- **WHAT THIS TASK INVOLVES**:
Every line holding the word "JSON" should be copied from the material.
** Opening DATA block **
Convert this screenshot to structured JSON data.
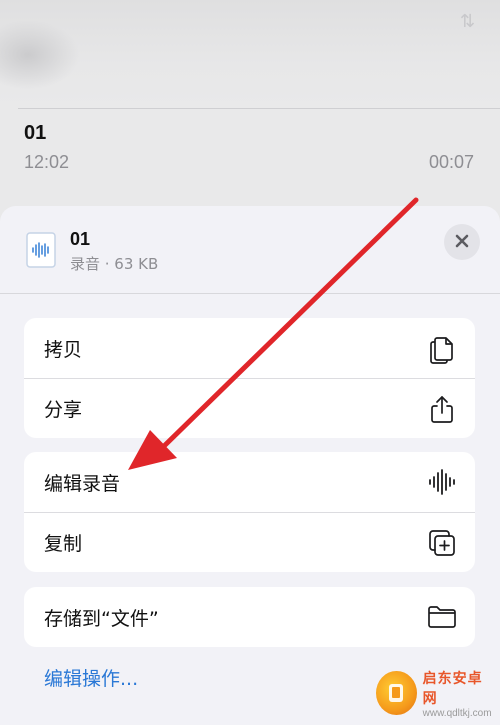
{
  "background": {
    "recording_title": "01",
    "recording_time": "12:02",
    "recording_duration": "00:07"
  },
  "sheet": {
    "file_name": "01",
    "file_meta": "录音 · 63 KB",
    "close_icon": "close-icon",
    "groups": [
      {
        "items": [
          {
            "label": "拷贝",
            "icon": "copy-icon"
          },
          {
            "label": "分享",
            "icon": "share-icon"
          }
        ]
      },
      {
        "items": [
          {
            "label": "编辑录音",
            "icon": "waveform-icon"
          },
          {
            "label": "复制",
            "icon": "duplicate-icon"
          }
        ]
      },
      {
        "items": [
          {
            "label": "存储到“文件”",
            "icon": "folder-icon"
          }
        ]
      }
    ],
    "edit_actions": "编辑操作..."
  },
  "watermark": {
    "name": "启东安卓网",
    "url": "www.qdltkj.com"
  },
  "colors": {
    "accent": "#2a78d6",
    "annotation_arrow": "#e0262a"
  }
}
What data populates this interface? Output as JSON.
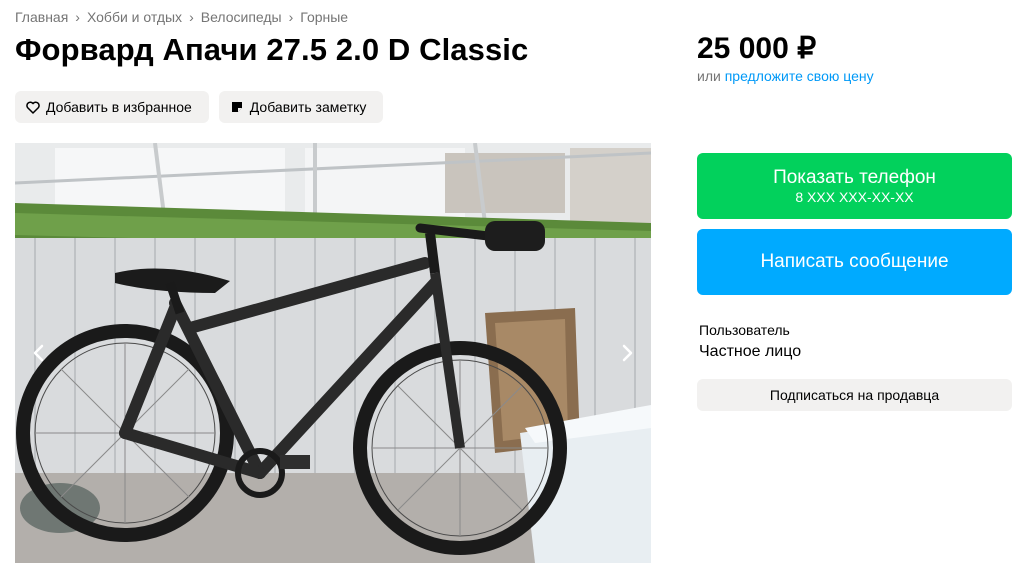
{
  "breadcrumb": [
    "Главная",
    "Хобби и отдых",
    "Велосипеды",
    "Горные"
  ],
  "title": "Форвард Апачи 27.5 2.0 D Classic",
  "actions": {
    "favorite_label": "Добавить в избранное",
    "note_label": "Добавить заметку"
  },
  "price": {
    "value": "25 000 ₽",
    "offer_prefix": "или",
    "offer_link": "предложите свою цену"
  },
  "contact": {
    "phone_label": "Показать телефон",
    "phone_masked": "8 XXX XXX-XX-XX",
    "message_label": "Написать сообщение"
  },
  "seller": {
    "label": "Пользователь",
    "type": "Частное лицо",
    "subscribe_label": "Подписаться на продавца"
  },
  "colors": {
    "phone_button": "#02d15c",
    "message_button": "#00aaff",
    "link": "#0099f7",
    "chip_bg": "#f2f1f0"
  },
  "icons": [
    "heart-icon",
    "note-icon",
    "chevron-left-icon",
    "chevron-right-icon",
    "chevron-right-separator-icon"
  ]
}
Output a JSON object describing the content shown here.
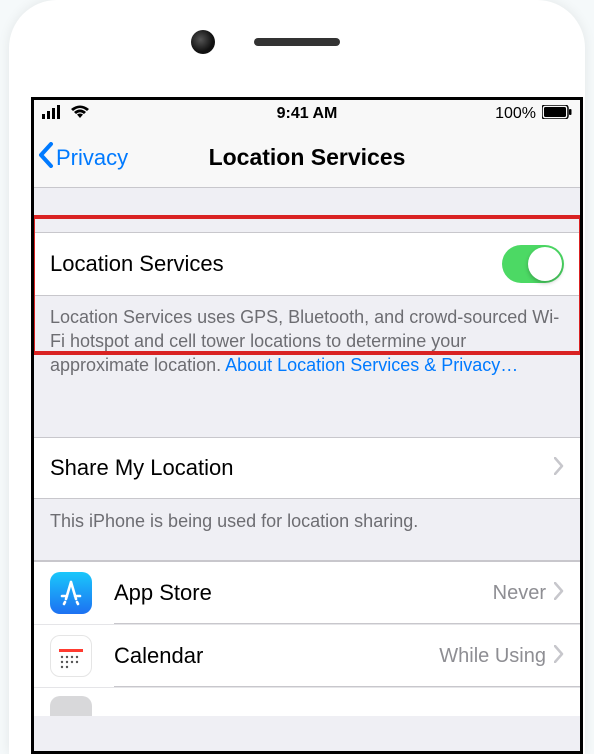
{
  "status_bar": {
    "time": "9:41 AM",
    "battery": "100%"
  },
  "nav": {
    "back_label": "Privacy",
    "title": "Location Services"
  },
  "main_toggle": {
    "label": "Location Services",
    "enabled": true
  },
  "description": {
    "text": "Location Services uses GPS, Bluetooth, and crowd-sourced Wi-Fi hotspot and cell tower locations to determine your approximate location. ",
    "link": "About Location Services & Privacy…"
  },
  "share": {
    "label": "Share My Location",
    "footer": "This iPhone is being used for location sharing."
  },
  "apps": [
    {
      "name": "App Store",
      "status": "Never",
      "icon": "appstore"
    },
    {
      "name": "Calendar",
      "status": "While Using",
      "icon": "calendar"
    }
  ]
}
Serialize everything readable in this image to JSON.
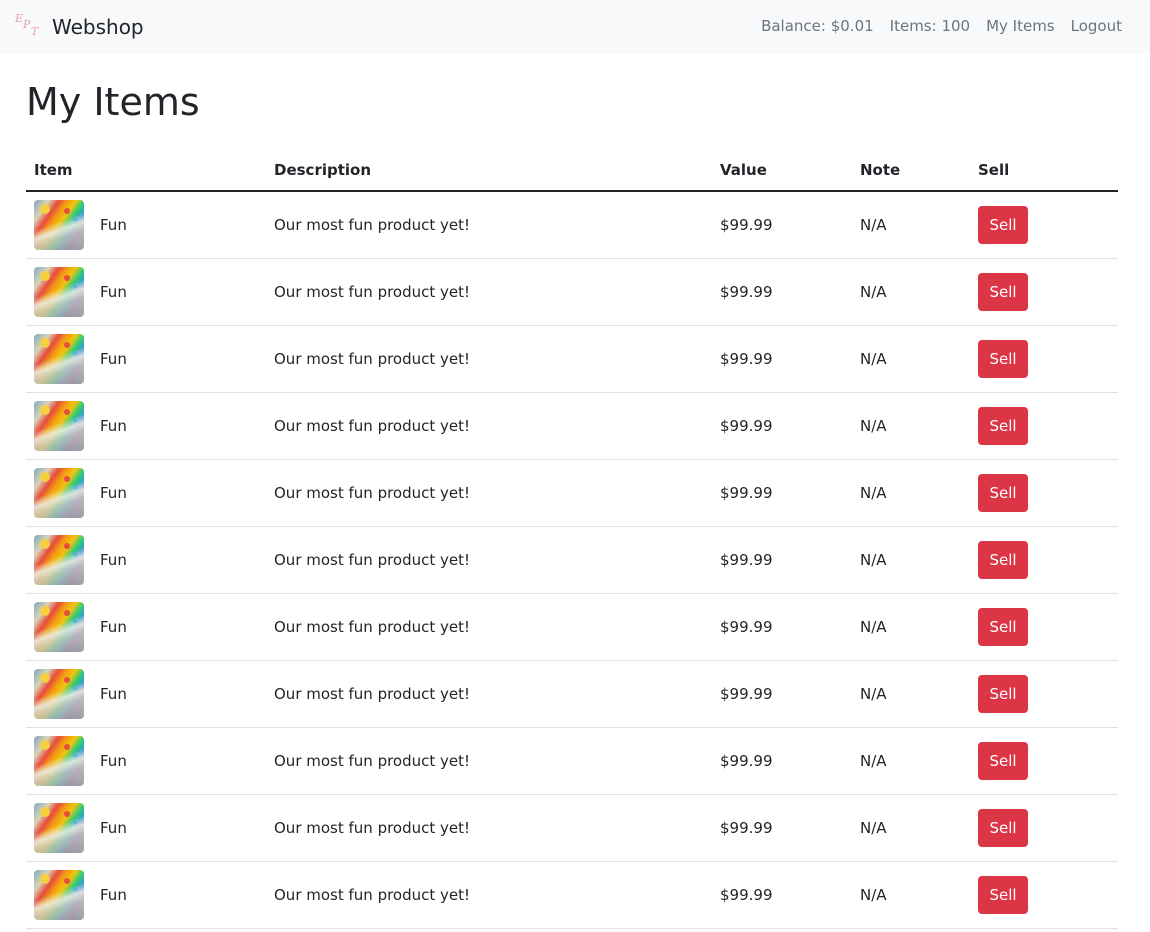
{
  "navbar": {
    "brand": "Webshop",
    "logo_letters": [
      "E",
      "P",
      "T"
    ],
    "balance": "Balance: $0.01",
    "items_count": "Items: 100",
    "my_items": "My Items",
    "logout": "Logout"
  },
  "page": {
    "title": "My Items"
  },
  "table": {
    "headers": {
      "item": "Item",
      "description": "Description",
      "value": "Value",
      "note": "Note",
      "sell": "Sell"
    },
    "rows": [
      {
        "name": "Fun",
        "description": "Our most fun product yet!",
        "value": "$99.99",
        "note": "N/A",
        "sell_label": "Sell"
      },
      {
        "name": "Fun",
        "description": "Our most fun product yet!",
        "value": "$99.99",
        "note": "N/A",
        "sell_label": "Sell"
      },
      {
        "name": "Fun",
        "description": "Our most fun product yet!",
        "value": "$99.99",
        "note": "N/A",
        "sell_label": "Sell"
      },
      {
        "name": "Fun",
        "description": "Our most fun product yet!",
        "value": "$99.99",
        "note": "N/A",
        "sell_label": "Sell"
      },
      {
        "name": "Fun",
        "description": "Our most fun product yet!",
        "value": "$99.99",
        "note": "N/A",
        "sell_label": "Sell"
      },
      {
        "name": "Fun",
        "description": "Our most fun product yet!",
        "value": "$99.99",
        "note": "N/A",
        "sell_label": "Sell"
      },
      {
        "name": "Fun",
        "description": "Our most fun product yet!",
        "value": "$99.99",
        "note": "N/A",
        "sell_label": "Sell"
      },
      {
        "name": "Fun",
        "description": "Our most fun product yet!",
        "value": "$99.99",
        "note": "N/A",
        "sell_label": "Sell"
      },
      {
        "name": "Fun",
        "description": "Our most fun product yet!",
        "value": "$99.99",
        "note": "N/A",
        "sell_label": "Sell"
      },
      {
        "name": "Fun",
        "description": "Our most fun product yet!",
        "value": "$99.99",
        "note": "N/A",
        "sell_label": "Sell"
      },
      {
        "name": "Fun",
        "description": "Our most fun product yet!",
        "value": "$99.99",
        "note": "N/A",
        "sell_label": "Sell"
      }
    ]
  },
  "colors": {
    "navbar_bg": "#f8f9fa",
    "sell_button": "#dc3545",
    "nav_link": "#6c757d"
  }
}
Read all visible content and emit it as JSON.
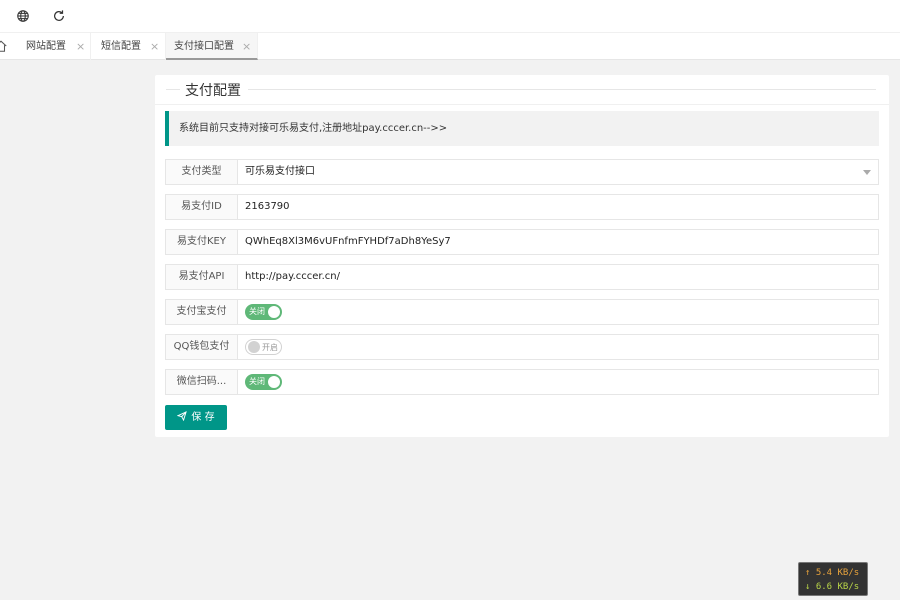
{
  "topbar": {
    "icons": [
      "globe-icon",
      "refresh-icon"
    ]
  },
  "tabs": [
    {
      "label": "网站配置",
      "close": "×",
      "active": false
    },
    {
      "label": "短信配置",
      "close": "×",
      "active": false
    },
    {
      "label": "支付接口配置",
      "close": "×",
      "active": true
    }
  ],
  "card": {
    "legend": "支付配置",
    "notice": "系统目前只支持对接可乐易支付,注册地址pay.cccer.cn-->>"
  },
  "form": {
    "pay_type": {
      "label": "支付类型",
      "value": "可乐易支付接口"
    },
    "epay_id": {
      "label": "易支付ID",
      "value": "2163790"
    },
    "epay_key": {
      "label": "易支付KEY",
      "value": "QWhEq8Xl3M6vUFnfmFYHDf7aDh8YeSy7"
    },
    "epay_api": {
      "label": "易支付API",
      "value": "http://pay.cccer.cn/"
    },
    "alipay": {
      "label": "支付宝支付",
      "switch_text": "关闭",
      "on": true
    },
    "qqpay": {
      "label": "QQ钱包支付",
      "switch_text": "开启",
      "on": false
    },
    "wxpay": {
      "label": "微信扫码...",
      "switch_text": "关闭",
      "on": true
    },
    "save_label": "保 存"
  },
  "netspeed": {
    "up": "↑ 5.4 KB/s",
    "down": "↓ 6.6 KB/s"
  },
  "colors": {
    "accent": "#009688",
    "switch_on": "#5fb878",
    "background": "#f2f2f2"
  }
}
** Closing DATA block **
- **EXERCISE ANSWER**:
Convert this screenshot to structured JSON data.
What data populates this interface? Output as JSON.
Output a JSON object describing the content shown here.
Serialize everything readable in this image to JSON.
Read all visible content and emit it as JSON.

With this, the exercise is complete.